RECAP: Digital Literacy Task Force Convening | Aug. 3, 2021
Updated: Sep 2
Digital Literacy Task Force Objective
Assessing needs and opportunities to provide ongoing culturally relevant and age-appropriate training at scale for underserved communities
The Digital Literacy Task Force held its third meeting on Aug. 3, 2021, and included representatives from multiple sectors interested in resolving the digital divide in the Los Angeles County region. The task force was updated on the staff commendation to the Public Utilities Commission to approve the LA DEAL to be a regional broadband consortium for Los Angeles County at the upcoming Commission meeting on Aug. 19. The meeting included a robust conversation and the formal introduction of the task force co-chair, Paulina Chavez, from EveryoneOn.
Task force members can continue to populate the Jamboard
The task force objective is likely to evolve as work continues. The objective will be attained by promoting, developing, and driving public-private partnerships, systems alignments, and driving funds to digital literacy programming, data gathering, and possibly via policy. This also includes the opportunity to launch pilots and communicate with stakeholders and the broader community to drive the consortia. A series of questions were presented to collect data, but people may continue to add information beyond the meeting by clicking the Jamboard link above.
The task force was reminded of meeting #2 highlight:
Reviewed digital literacy barriers
Outreach to communities to inform them of available services in their home language, that are age-appropriate and culturally relevant
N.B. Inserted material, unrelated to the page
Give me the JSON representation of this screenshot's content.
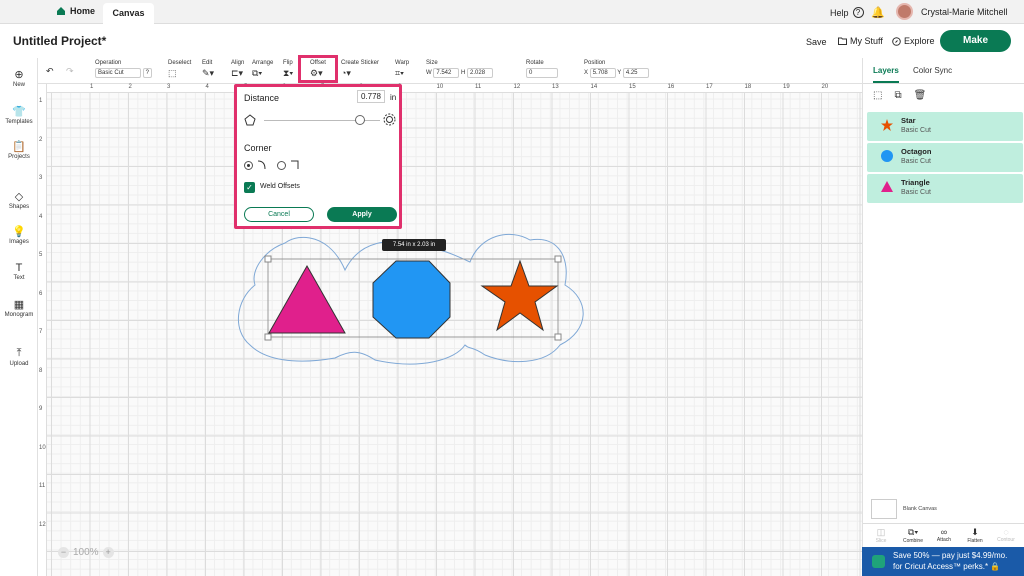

Defining what is a high-quality program
Digital training workforce development to offer programs to students, seniors, and different communities
Digital literacy for different needs to access health care, education and remote work--households have varying needs
Asset mapping consistently populated via a Google document
Gaps overlap with the previously mentioned barriers
Opportunities for the Consortia to address short and long term
Developing a digital seal that would be driven by policy
Student to student learning model adopted by L.A. City
A series of questions were presented via the Jamboard to help identify digital literacy needs and come to a consensus to define and measure needs and minimal standards to compare and contrast L.A. County training.
1. What are the populations that would benefit from digital literacy training?
Parents of K-12 students
People displaced from their jobs due to COVID-19 or who are seeking employment (e.g., public transportation, customer service)
2. What are the needs/goals that digital literacy training has to address?
Diverse populations (seniors, immigrants, people seeking continuing education, displaced employees without computer skills)
How to access mental health services
Telehealth to access activities
Accessing email and setting passwords
Where to apply for jobs; the online interview process
Communicating with teachers and accessing school resources via video conferencing
Parents accessing their children's records
How to access public services
How to sign up for online banking
Financial Aid for students
How to use social media, researching events
3. What are measurable (competency, literacy, fluency) digital skills outcomes for people to fight social isolation?
Students can create a video conference event
Senior citizens can join a video call with their families
Students can read an email (competency)
Students can write an email (literacy)
Can turn on computer features such as increasing font size
Able to find reputable sources of information
Dr. Teshia Roby stated that technology is a language and shared three terms that inform digital literacy competencies (Competency, Literacy and Fluency):
Learning the basics → How do you turn on a device?
Able to communicate → Aware of online sites to visit to seek information (real versus fake)
The advanced → Content creator and able to share knowledge with others
How do you access (measure) skill level:
Pre-assessment is given to students
Post-assessment is given after midterm, so they see their growth
4. What are measurable (Competency, Literacy, Fluency) digital skills outcomes for people seeking employment?
Students can perform essential functions on the computer
Conducting a google search to find information on companies
Creating a responsive resume
Creating a LinkedIn profile
Knowing how to conduct and save custom searches on employment websites
5. What are measurable (Competency, Literacy, Fluency) digital skills outcomes for people seeking health care?
Reaching out to medical professionals
Creating an account with a strong password with your medical group to view test results
Using the online form to respond to questionnaires or schedule appointments
6. What are measurable (Competency, Literacy, Fluency) digital skills outcomes for people seeking social services?
Resident can apply, pay, request, check the status of services
Locate relevant provider website
Can fully complete paperwork
Online banking to connect a bank account to the benefits program
7. What are measurable (Competency, Literacy, Fluency) digital skills outcomes for students participating in continuing education (GED, trade school, higher education)?
How to complete the FAFSA application
Navigating college websites to locate information (majors available, transfer requirements, application deadline, etc.)
Using the website to schedule an academic counseling
8. What are measurable (Competency, Literacy, Fluency) digital skills outcomes for students participating in K-12
Students can navigate Chrome OS
Students can navigate Google Classroom
Data for the listed questions will continue to be discussed and collected at task force meetings.
The Digital Literacy Task Force meets virtually monthly and includes education, health, nonprofit, education, business, city municipalities, and internet service providers. To learn more, visit: ladeal.org/events.
Meeting #4 is scheduled for Sept. 7, 2021.